Copy out exactly the line that contains "Transcribe this image's" and all lines following it to the end of the data.

=== Entries provided ===

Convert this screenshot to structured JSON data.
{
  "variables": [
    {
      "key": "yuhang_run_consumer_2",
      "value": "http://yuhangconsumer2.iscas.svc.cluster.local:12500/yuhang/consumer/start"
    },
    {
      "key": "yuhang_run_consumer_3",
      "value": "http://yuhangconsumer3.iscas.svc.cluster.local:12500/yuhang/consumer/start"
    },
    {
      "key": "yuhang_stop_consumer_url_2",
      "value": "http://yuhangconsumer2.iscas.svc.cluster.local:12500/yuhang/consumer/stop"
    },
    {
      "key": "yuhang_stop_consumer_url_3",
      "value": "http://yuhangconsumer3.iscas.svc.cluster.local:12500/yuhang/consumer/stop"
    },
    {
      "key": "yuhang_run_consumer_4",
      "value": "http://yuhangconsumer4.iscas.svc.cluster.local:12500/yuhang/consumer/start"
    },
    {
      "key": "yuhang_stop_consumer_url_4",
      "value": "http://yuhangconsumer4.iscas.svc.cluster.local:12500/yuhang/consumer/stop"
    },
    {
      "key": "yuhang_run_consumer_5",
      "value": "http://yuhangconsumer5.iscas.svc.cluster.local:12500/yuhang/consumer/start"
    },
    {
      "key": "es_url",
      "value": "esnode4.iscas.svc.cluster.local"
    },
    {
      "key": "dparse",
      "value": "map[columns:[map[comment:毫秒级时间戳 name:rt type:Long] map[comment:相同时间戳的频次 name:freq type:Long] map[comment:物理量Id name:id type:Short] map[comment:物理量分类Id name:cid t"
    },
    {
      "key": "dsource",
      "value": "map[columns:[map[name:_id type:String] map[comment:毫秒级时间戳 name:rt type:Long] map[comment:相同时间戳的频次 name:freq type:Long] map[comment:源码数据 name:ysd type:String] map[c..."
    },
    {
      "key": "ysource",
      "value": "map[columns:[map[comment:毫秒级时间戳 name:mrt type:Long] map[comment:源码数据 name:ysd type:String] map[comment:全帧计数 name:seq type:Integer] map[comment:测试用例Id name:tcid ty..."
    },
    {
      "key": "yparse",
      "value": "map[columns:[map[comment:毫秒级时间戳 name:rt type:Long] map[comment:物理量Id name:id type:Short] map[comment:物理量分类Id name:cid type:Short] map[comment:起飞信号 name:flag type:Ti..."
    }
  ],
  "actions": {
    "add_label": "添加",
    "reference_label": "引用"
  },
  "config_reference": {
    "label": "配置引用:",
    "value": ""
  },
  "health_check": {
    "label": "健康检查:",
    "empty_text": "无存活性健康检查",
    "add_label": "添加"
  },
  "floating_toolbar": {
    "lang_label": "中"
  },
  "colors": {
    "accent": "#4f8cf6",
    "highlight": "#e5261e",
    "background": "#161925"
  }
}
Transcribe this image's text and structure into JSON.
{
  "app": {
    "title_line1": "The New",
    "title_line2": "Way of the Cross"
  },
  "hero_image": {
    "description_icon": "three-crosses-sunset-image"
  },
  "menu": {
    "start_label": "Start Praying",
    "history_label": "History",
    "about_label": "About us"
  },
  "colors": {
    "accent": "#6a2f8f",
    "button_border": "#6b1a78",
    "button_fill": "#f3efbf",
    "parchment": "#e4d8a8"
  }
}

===

Solution to this problem:
Transcribe this image's text and structure into JSON.
{
  "app": {
    "title_line1": "The New",
    "title_line2": "Way of the Cross"
  },
  "hero_image": {
    "description_icon": "three-crosses-sunset-image"
  },
  "menu": {
    "start_label": "Start Praying",
    "history_label": "History",
    "about_label": "About us"
  },
  "colors": {
    "accent": "#6a2f8f",
    "button_border": "#6b1a78",
    "button_fill": "#f3efbf",
    "parchment": "#e4d8a8"
  }
}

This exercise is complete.